Accepting all of the above, you are a rare and unique individual no matter how the world of work treats you. Your worth is not defined simply by your work but by your spirit, your dignity, your compassion towards others and your resilience.

(Adapted from ‘What Colour is Your Parachute?’ Richard Nelson Bolles)

We at Embrace want to hear from organisations about the challenges they face and how online tools can support workers at risk from new technologies or restructuring.

Click here

For organisations that engage with us, we offer two prize draws per year and award the winners with a 6-month subscription package to our support system for their entire workforce free of charge.

Contact Mike Burke 0161 928 9987 or mburke@embraceresilience.com

Adapt or fail. This is the essence of resilience.

The ‘Stages of Change’ is a behaviour change model used widely in psychology and addiction therapies. It has something of real value to offer those wishing to manage change in their own lives and improve their resilience and mental health.
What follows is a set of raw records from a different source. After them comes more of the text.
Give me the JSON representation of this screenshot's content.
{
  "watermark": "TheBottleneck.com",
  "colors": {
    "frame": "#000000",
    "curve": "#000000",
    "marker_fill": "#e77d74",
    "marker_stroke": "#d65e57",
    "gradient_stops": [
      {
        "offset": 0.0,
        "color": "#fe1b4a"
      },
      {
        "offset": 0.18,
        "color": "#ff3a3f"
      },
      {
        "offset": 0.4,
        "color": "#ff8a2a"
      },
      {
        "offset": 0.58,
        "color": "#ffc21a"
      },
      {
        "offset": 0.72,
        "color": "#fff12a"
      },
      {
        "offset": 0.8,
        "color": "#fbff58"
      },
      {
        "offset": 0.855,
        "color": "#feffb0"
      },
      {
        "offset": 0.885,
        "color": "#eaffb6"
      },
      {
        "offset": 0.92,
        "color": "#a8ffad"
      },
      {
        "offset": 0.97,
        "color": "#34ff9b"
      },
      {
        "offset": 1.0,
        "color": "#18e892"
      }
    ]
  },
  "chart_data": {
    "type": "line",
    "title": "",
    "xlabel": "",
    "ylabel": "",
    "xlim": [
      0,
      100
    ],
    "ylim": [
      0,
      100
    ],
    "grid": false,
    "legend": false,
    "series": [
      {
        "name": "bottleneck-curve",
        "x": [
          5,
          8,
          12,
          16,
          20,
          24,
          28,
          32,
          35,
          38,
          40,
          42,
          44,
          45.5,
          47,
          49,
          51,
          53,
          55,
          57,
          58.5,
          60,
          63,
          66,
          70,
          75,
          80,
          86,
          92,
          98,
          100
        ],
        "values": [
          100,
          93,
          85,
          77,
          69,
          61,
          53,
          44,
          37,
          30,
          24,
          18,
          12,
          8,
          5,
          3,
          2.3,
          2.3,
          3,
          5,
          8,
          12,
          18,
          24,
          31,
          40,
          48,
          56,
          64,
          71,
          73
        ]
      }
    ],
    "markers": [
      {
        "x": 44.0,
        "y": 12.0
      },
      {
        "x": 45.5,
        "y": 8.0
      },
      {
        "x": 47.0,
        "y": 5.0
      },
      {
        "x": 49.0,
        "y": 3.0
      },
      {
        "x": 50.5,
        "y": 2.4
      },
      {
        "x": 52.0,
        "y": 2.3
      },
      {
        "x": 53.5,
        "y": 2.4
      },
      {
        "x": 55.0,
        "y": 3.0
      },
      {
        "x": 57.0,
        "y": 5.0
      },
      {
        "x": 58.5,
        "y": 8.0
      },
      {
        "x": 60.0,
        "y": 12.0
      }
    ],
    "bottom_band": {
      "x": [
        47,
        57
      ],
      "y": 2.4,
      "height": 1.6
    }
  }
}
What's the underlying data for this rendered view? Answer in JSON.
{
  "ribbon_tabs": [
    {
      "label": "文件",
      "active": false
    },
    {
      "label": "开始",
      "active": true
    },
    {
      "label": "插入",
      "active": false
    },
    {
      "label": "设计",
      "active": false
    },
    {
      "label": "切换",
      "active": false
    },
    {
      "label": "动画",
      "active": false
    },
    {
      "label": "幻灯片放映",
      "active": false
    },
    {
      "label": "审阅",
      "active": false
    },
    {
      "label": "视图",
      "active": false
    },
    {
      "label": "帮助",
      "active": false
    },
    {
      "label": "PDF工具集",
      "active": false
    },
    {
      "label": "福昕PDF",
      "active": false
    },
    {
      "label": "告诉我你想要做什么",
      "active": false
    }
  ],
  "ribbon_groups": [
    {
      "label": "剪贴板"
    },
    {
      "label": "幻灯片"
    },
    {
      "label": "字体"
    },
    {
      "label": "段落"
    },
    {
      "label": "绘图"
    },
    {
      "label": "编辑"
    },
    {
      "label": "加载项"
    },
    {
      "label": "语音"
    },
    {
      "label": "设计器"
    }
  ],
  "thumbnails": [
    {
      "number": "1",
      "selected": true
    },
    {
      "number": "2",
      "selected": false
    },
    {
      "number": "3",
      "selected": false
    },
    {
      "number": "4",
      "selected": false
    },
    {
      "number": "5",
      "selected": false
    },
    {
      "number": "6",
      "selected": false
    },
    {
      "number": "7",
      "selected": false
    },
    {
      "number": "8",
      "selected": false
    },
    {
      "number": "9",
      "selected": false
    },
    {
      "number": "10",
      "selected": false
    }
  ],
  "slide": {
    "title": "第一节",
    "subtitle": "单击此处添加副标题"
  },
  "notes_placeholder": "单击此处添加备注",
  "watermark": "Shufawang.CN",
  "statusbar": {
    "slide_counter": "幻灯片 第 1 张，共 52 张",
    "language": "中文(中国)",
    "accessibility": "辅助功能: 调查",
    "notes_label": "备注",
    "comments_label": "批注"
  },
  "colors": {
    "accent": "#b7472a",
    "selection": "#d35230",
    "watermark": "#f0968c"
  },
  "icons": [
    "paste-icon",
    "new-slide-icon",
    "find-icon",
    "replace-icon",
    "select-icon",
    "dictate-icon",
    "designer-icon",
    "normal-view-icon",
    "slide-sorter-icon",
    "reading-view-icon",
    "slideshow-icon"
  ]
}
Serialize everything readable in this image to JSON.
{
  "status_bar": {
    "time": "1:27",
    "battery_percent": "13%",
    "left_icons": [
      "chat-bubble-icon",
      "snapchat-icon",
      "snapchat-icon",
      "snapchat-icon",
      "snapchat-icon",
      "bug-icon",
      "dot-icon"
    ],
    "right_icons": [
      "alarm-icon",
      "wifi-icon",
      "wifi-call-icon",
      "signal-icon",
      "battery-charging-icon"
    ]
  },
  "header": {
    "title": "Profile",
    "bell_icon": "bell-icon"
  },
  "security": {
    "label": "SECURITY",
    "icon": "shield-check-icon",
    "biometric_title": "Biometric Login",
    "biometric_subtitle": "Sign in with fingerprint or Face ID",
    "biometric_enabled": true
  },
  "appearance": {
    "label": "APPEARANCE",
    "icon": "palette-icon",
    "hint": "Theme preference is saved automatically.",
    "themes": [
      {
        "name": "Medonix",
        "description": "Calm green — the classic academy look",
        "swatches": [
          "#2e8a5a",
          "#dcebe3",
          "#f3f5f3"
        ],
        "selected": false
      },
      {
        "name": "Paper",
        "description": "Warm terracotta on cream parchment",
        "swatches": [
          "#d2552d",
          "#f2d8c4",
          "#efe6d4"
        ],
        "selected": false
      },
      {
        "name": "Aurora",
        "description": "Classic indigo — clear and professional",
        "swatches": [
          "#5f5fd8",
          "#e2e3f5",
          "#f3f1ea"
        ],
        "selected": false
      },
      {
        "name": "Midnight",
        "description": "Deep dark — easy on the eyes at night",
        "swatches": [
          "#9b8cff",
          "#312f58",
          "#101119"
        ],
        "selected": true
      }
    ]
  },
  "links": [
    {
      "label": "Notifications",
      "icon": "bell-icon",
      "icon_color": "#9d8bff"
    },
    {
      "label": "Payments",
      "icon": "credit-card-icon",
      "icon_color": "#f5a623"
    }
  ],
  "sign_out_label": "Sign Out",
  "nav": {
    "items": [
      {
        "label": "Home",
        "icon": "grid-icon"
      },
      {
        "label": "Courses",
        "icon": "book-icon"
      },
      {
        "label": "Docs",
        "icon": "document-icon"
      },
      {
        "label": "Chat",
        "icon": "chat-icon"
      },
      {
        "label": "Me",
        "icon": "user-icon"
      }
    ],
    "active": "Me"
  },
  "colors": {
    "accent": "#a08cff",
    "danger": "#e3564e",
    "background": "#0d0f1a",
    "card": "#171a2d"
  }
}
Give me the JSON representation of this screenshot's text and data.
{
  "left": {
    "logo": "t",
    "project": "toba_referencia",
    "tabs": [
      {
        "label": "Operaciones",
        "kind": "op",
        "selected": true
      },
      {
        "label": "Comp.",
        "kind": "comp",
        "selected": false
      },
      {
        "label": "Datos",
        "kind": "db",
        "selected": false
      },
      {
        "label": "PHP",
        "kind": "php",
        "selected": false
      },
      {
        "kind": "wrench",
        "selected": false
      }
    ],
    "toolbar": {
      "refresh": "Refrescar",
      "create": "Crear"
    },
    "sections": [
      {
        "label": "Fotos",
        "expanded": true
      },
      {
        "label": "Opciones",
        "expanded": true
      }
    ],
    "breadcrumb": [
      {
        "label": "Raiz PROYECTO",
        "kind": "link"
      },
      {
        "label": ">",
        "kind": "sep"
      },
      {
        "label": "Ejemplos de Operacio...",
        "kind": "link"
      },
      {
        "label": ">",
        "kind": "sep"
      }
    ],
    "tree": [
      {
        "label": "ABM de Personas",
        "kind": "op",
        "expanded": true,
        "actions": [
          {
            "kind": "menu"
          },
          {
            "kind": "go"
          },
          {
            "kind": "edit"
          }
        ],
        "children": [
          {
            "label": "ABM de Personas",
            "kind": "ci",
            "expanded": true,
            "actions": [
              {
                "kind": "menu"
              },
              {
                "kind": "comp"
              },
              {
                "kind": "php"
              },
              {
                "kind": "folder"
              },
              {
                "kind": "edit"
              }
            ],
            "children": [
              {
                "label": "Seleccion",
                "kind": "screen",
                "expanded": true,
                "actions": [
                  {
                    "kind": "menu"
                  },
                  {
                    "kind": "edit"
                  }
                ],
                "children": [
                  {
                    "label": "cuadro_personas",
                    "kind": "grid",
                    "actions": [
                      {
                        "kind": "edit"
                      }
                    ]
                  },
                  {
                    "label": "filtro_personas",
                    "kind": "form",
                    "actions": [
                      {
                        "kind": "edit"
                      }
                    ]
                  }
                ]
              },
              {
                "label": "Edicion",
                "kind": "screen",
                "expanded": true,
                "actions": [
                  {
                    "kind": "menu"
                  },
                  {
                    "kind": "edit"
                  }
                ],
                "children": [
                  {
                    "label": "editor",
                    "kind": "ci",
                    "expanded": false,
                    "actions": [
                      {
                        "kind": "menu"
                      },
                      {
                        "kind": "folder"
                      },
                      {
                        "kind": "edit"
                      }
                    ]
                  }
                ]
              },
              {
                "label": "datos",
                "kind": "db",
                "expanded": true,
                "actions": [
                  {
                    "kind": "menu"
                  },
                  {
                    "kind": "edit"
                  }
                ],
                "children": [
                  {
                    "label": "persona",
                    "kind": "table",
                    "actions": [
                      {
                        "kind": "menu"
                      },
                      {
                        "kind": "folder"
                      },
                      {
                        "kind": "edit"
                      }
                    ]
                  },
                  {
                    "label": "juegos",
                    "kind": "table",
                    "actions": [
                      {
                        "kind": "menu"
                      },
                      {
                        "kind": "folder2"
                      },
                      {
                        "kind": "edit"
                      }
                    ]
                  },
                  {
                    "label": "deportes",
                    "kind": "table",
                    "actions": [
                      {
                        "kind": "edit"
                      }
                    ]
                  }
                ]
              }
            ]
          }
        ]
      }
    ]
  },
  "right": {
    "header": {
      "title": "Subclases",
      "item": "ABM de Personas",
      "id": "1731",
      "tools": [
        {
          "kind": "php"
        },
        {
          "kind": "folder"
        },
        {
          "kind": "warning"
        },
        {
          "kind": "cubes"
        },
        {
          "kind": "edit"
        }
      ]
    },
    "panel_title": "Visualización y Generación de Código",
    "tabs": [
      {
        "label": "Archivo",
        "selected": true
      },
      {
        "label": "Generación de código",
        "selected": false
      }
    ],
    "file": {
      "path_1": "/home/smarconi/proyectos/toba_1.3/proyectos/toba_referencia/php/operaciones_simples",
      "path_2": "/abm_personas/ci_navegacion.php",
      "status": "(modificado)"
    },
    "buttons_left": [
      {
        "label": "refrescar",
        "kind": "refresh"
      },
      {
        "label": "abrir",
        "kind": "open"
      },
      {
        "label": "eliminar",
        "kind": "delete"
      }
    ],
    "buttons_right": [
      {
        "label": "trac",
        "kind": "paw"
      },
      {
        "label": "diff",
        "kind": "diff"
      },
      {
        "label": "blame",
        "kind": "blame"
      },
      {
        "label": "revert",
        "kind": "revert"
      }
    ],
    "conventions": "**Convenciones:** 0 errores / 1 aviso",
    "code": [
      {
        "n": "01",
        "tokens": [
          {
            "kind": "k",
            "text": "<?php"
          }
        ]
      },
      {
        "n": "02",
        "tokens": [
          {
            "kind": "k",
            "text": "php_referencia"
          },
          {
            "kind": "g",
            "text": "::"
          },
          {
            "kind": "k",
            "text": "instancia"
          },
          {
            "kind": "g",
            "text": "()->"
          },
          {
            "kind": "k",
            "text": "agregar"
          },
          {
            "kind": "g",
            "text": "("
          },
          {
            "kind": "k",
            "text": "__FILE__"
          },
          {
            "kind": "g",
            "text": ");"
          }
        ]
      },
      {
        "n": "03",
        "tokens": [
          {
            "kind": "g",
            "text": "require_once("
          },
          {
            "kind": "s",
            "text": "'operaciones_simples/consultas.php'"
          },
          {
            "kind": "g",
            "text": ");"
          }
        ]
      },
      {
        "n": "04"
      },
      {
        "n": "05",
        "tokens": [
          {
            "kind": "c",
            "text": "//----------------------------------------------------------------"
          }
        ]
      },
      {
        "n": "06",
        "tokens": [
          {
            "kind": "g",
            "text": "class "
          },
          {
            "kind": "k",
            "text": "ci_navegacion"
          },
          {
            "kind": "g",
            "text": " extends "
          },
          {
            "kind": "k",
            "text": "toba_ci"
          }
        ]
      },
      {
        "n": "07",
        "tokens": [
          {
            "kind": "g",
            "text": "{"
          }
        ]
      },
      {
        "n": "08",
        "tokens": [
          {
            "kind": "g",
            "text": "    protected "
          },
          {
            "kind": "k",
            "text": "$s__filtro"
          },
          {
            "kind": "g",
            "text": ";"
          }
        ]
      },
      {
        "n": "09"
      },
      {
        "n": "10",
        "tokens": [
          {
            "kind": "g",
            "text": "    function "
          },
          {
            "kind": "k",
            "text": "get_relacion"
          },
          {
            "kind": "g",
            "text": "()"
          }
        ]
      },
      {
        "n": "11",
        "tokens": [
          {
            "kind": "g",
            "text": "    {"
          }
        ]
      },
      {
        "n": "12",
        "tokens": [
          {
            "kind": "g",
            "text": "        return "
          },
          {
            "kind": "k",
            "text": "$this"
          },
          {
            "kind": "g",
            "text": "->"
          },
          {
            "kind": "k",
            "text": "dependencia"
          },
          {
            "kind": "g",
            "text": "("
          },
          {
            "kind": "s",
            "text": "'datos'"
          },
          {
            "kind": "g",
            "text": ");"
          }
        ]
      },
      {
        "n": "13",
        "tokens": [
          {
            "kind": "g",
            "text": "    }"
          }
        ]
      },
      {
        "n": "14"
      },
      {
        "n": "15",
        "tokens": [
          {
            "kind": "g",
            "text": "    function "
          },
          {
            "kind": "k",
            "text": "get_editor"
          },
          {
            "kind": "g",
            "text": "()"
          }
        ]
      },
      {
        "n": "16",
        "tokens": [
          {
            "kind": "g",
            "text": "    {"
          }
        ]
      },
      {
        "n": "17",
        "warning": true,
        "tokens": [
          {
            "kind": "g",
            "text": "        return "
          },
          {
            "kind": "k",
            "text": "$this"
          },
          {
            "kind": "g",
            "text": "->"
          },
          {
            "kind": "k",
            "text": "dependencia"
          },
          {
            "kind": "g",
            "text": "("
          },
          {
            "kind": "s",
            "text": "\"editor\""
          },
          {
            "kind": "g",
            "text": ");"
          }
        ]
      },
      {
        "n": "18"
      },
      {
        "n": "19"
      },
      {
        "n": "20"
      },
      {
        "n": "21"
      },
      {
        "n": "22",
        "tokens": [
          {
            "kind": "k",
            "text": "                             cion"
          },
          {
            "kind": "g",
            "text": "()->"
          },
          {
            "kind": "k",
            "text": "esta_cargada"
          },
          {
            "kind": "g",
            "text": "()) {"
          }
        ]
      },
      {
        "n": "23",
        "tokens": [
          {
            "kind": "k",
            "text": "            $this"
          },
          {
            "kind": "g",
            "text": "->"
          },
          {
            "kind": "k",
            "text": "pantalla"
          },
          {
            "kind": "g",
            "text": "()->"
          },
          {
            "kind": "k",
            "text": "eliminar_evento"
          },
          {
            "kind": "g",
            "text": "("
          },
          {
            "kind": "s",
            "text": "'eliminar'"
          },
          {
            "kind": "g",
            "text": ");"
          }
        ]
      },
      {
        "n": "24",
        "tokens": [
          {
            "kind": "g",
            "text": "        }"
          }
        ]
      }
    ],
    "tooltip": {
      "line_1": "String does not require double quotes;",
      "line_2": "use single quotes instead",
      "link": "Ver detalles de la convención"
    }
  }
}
It’s safe to say that Mental Health is now firmly on the agenda for employers of all shapes and sizes. There is quite rightly, a lot of energy going in to promoting messages calling for people to talk more about mental health. However, one of the problems is that talking about mental health all too quickly turns in to talking about mental illness.

The medical model focusses on mental illness and looks for symptoms. It arrives at a diagnosis and then offers treatment options to the patient. In other words, mental illness (such as anxiety, depression, schizophrenia, personality disorder) is treated in much the same way as one might respond to a physical diagnosis.

The psycho-social approach takes a different approach to mental health by focussing not on treatments for an illness, but what can be done by the individual to improve their mental health. This approach is sometimes criticised because it appears to ‘blame’ the individual. But this is to fundamentally misunderstand the message of building resilience. It’s not about blaming and it’s not just about the individual. It is about taking responsibility for the choices we make and, when necessary (and possible), to change the environment around us.

Applying what we know about behavioural psychology to promote resilience through change is becoming increasingly popular as a tool to improve mental health, emotional resilience and physical wellbeing.

What is the ‘Stages of Change’ model?

Sometimes referred to as the ‘Cycle of Change’ or the ‘transtheoretical model’, it is a way of understanding behaviour change that was pioneered by two American psychologists James Prochaska and Carlo Di Clemente in their work on mental health and addiction.

The model describes a cycle of change because the stages a person goes through in making changes to their life are often not linear, but cyclical and they often follow a sequence.

The stages of change are identified as:

  1. Pre-contemplation
  2. Contemplation
  3. Preparing to Change
  4. Action
  5. Maintenance
  6. Relapse

Guiding Principles

There are underpinning principles which help to guide the person through the various steps involved in making long term sustainable changes in their life.

  • Be honest in your assessment of yourself
  • Believe in your capacity to change
  • Don’t seek to be ‘happy’. Aim to be authentic
  • Develop your own personal routines.

How does it help you to become more resilient?

The stages of change model underlines the importance of motivation and helps us to adapt our responses to adversity. It emphasises the power we have to make choices and voluntarily expose ourselves to the risks and benefits of change.

One way or another, adversity and change is going to come in to our lives. It is our response to adversity that defines us as resilient or fragile in any situation. Just as talking through our thought processes with a counsellor can be therapeutic, so can writing our thoughts down. The e-learning course offered by Embrace Resilience contains this therapeutic writing dimension which helps to bring clarity and relevance when thinking about change and resilience.

For more information on the Change and Resilience e-learning courses, contact Mike Burke mburke@embraceresilience.com or call 0161 928 9987.